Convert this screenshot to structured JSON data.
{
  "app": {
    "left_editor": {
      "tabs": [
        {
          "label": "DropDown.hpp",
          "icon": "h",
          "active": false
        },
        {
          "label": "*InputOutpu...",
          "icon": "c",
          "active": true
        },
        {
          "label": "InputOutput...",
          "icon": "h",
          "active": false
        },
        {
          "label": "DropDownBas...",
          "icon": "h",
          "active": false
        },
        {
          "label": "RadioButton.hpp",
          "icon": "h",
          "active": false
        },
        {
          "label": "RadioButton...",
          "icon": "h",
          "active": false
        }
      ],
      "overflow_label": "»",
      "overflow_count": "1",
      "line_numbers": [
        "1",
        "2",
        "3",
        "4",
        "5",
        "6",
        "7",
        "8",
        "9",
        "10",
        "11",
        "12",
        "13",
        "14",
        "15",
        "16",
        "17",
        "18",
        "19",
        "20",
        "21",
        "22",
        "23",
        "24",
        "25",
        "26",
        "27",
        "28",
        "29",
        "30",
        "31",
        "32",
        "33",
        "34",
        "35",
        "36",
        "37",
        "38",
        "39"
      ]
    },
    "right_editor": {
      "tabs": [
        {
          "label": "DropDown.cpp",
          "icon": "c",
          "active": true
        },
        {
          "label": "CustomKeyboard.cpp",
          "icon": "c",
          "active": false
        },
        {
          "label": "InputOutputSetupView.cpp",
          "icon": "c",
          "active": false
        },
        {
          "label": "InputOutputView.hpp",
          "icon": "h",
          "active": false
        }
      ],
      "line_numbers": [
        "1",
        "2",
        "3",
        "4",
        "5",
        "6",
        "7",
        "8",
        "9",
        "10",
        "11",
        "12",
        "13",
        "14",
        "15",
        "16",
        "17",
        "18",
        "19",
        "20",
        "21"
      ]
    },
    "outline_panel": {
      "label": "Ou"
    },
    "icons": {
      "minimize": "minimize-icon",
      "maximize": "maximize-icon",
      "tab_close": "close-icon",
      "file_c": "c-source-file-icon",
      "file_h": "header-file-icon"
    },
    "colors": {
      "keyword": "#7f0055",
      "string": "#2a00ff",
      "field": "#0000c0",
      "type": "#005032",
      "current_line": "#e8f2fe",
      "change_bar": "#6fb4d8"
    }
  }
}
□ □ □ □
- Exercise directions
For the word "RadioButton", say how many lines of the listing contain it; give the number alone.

- Finished task
2